Reduce Keyboarding Stresses While Blogging


Many ergonomic problems associated with computing occur in the shoulder, elbow, forearm, wrist, and hand. Continuous work on the computer can expose soft tissue in these areas to repetition, awkward postures, and forceful exertions, especially if the workstation is not set up properly. These can contribute or lead to chronic pain.

The following adjustments should be made to your computing area to help prevent the development of an ergonomic problems:

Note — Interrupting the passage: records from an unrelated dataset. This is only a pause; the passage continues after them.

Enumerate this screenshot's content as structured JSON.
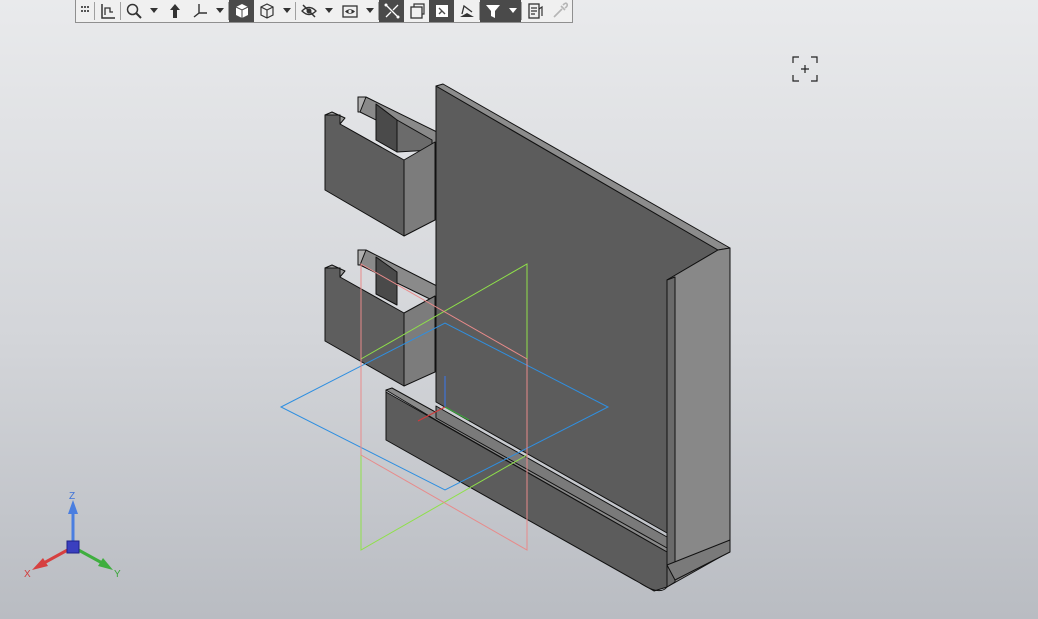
{
  "toolbar": {
    "buttons": [
      {
        "name": "grip",
        "icon": "grip-icon"
      },
      {
        "name": "sketch",
        "icon": "sketch-icon"
      },
      {
        "name": "zoom",
        "icon": "zoom-icon"
      },
      {
        "name": "orient",
        "icon": "orient-icon"
      },
      {
        "name": "axes",
        "icon": "axes-icon"
      },
      {
        "name": "shaded",
        "icon": "shaded-cube-icon"
      },
      {
        "name": "wireframe",
        "icon": "wireframe-cube-icon"
      },
      {
        "name": "hide",
        "icon": "hide-icon"
      },
      {
        "name": "show",
        "icon": "show-icon"
      },
      {
        "name": "dimensions",
        "icon": "dimensions-icon"
      },
      {
        "name": "layers",
        "icon": "layers-icon"
      },
      {
        "name": "properties",
        "icon": "properties-icon"
      },
      {
        "name": "sections",
        "icon": "sections-icon"
      },
      {
        "name": "filter",
        "icon": "filter-icon"
      },
      {
        "name": "report",
        "icon": "report-icon"
      },
      {
        "name": "eyedropper",
        "icon": "eyedropper-icon"
      }
    ]
  },
  "triad": {
    "x": "X",
    "y": "Y",
    "z": "Z"
  },
  "colors": {
    "plane_xy": "#2f8fe0",
    "plane_yz": "#8fe04a",
    "plane_xz": "#e88a8a",
    "axis_x": "#d23a3a",
    "axis_y": "#3aa63a",
    "axis_z": "#3f73d8"
  }
}
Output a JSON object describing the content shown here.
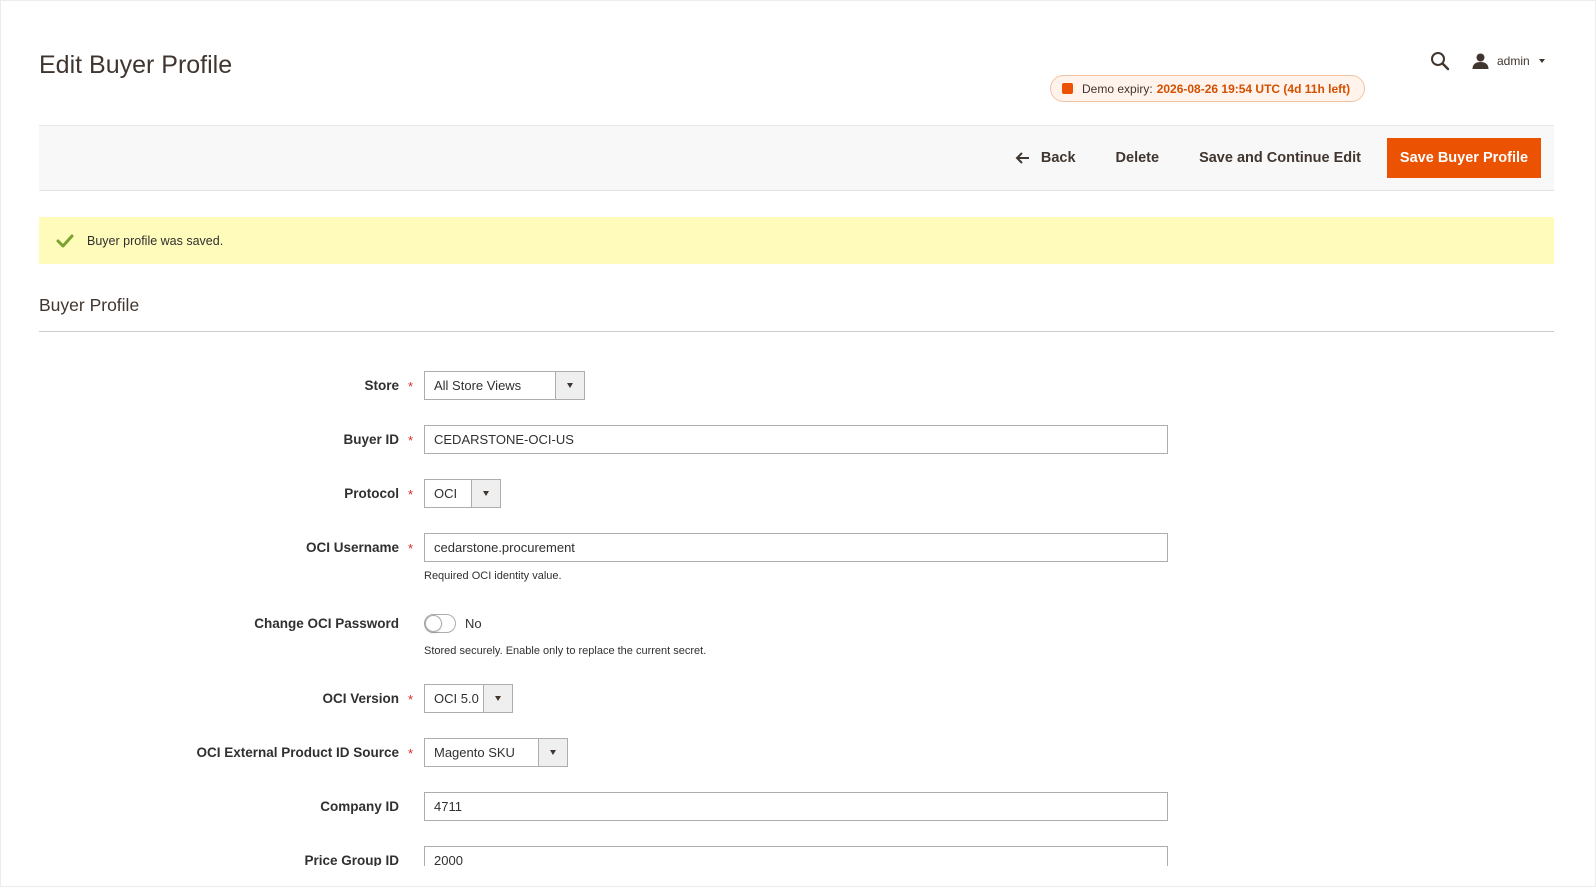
{
  "header": {
    "title": "Edit Buyer Profile",
    "user_name": "admin",
    "icons": {
      "search": "search-icon",
      "user": "user-icon",
      "menu": "chevron-down-icon"
    }
  },
  "demo_badge": {
    "label": "Demo expiry:",
    "value": "2026-08-26 19:54 UTC (4d 11h left)",
    "icon": "status-square-icon"
  },
  "actions": {
    "back_icon": "arrow-left-icon",
    "back": "Back",
    "delete": "Delete",
    "save_continue": "Save and Continue Edit",
    "save": "Save Buyer Profile"
  },
  "message": {
    "icon": "check-icon",
    "text": "Buyer profile was saved."
  },
  "section": {
    "title": "Buyer Profile"
  },
  "form": {
    "required_marker": "*",
    "fields": [
      {
        "label": "Store",
        "type": "select",
        "value": "All Store Views",
        "required": true
      },
      {
        "label": "Buyer ID",
        "type": "text",
        "value": "CEDARSTONE-OCI-US",
        "required": true
      },
      {
        "label": "Protocol",
        "type": "select",
        "value": "OCI",
        "required": true
      },
      {
        "label": "OCI Username",
        "type": "text",
        "value": "cedarstone.procurement",
        "required": true,
        "note": "Required OCI identity value."
      },
      {
        "label": "Change OCI Password",
        "type": "toggle",
        "value": "No",
        "required": false,
        "note": "Stored securely. Enable only to replace the current secret."
      },
      {
        "label": "OCI Version",
        "type": "select",
        "value": "OCI 5.0",
        "required": true
      },
      {
        "label": "OCI External Product ID Source",
        "type": "select",
        "value": "Magento SKU",
        "required": true
      },
      {
        "label": "Company ID",
        "type": "text",
        "value": "4711",
        "required": false
      },
      {
        "label": "Price Group ID",
        "type": "text",
        "value": "2000",
        "required": false
      }
    ]
  },
  "colors": {
    "accent": "#eb5202",
    "success": "#79a22e",
    "message_background": "#fffbbb",
    "required": "#e22626",
    "text": "#41362f"
  }
}
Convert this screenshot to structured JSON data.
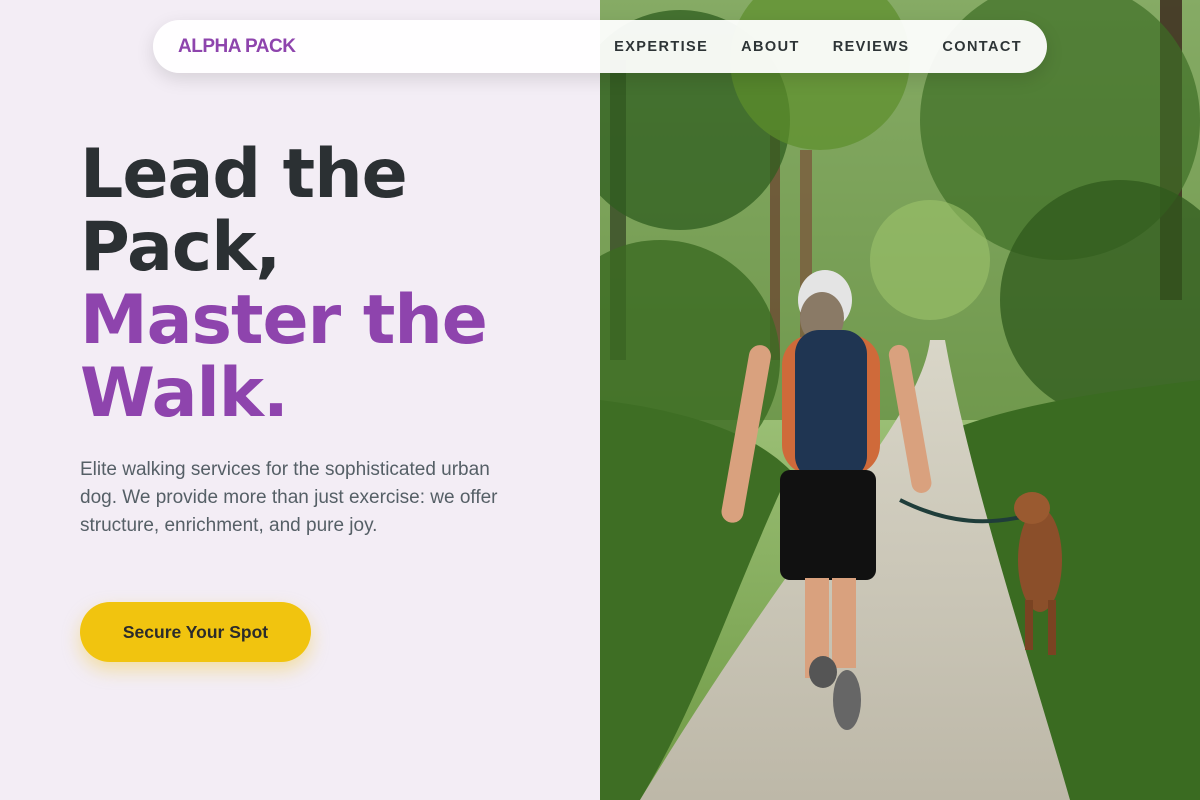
{
  "brand": {
    "name": "ALPHA PACK"
  },
  "nav": {
    "items": [
      {
        "label": "EXPERTISE"
      },
      {
        "label": "ABOUT"
      },
      {
        "label": "REVIEWS"
      },
      {
        "label": "CONTACT"
      }
    ]
  },
  "hero": {
    "headline_dark_1": "Lead the",
    "headline_dark_2": "Pack,",
    "headline_accent_1": "Master the",
    "headline_accent_2": "Walk.",
    "subtext": "Elite walking services for the sophisticated urban dog. We provide more than just exercise: we offer structure, enrichment, and pure joy.",
    "cta_label": "Secure Your Spot"
  },
  "colors": {
    "accent": "#8e44ad",
    "cta": "#f1c40f",
    "background": "#f3edf5",
    "text_dark": "#2b3033"
  },
  "image": {
    "subject": "woman-walking-dog-on-forest-trail"
  }
}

  • First adjust your chair as mentioned before, then with your arms resting comfortably at your side, raise your forearms to form a 90 degree angle with your upper arms.
  • Adjust keyboard height so your shoulders can relax and allow your upper arms to rest at your sides. An articulating keyboard tray is often necessary to accommodate the proper height and distance for each station user.
  • You should position the keyboard directly in front of and close to you in order to avoid excessive reaching.
  • Keep your forearms parallel to the floor (approximately 90 degree angle at elbow).
  • Place your mouse adjacent to keyboard and at the same height as the keyboard. The back of the wrist should be kept flat (in a neutral position). Do not rest the hand on the mouse when your are not using it. Rest your hands in your lap when you are not keyboarding or using the mouse.
  • Use a padded wrist rest to keep your wrist in a straight and neutral position while typing and keep your arms off the sharp edges of the work surface.
  • Do not rest your wrists or hands on a palm or wrist rest when you are keying. These rests are designed to provide support only during breaks from keying.
  • Adjust the slope of the keyboard so that it is flat, in order to keep your wrists straight, and not bent back while you are typing.
  • Press the keys gently; do not bang them or hold them down for long periods. Keep your shoulders, arms, hands, and fingers relaxed
If your work surface is too high and not adjustable, adjust your chair to bring your arms to
the proper position. If you raise your chair, make sure that your feet are properly
supported. These tips and others provided in this blog series will help you prevent chronic
pain due to computing.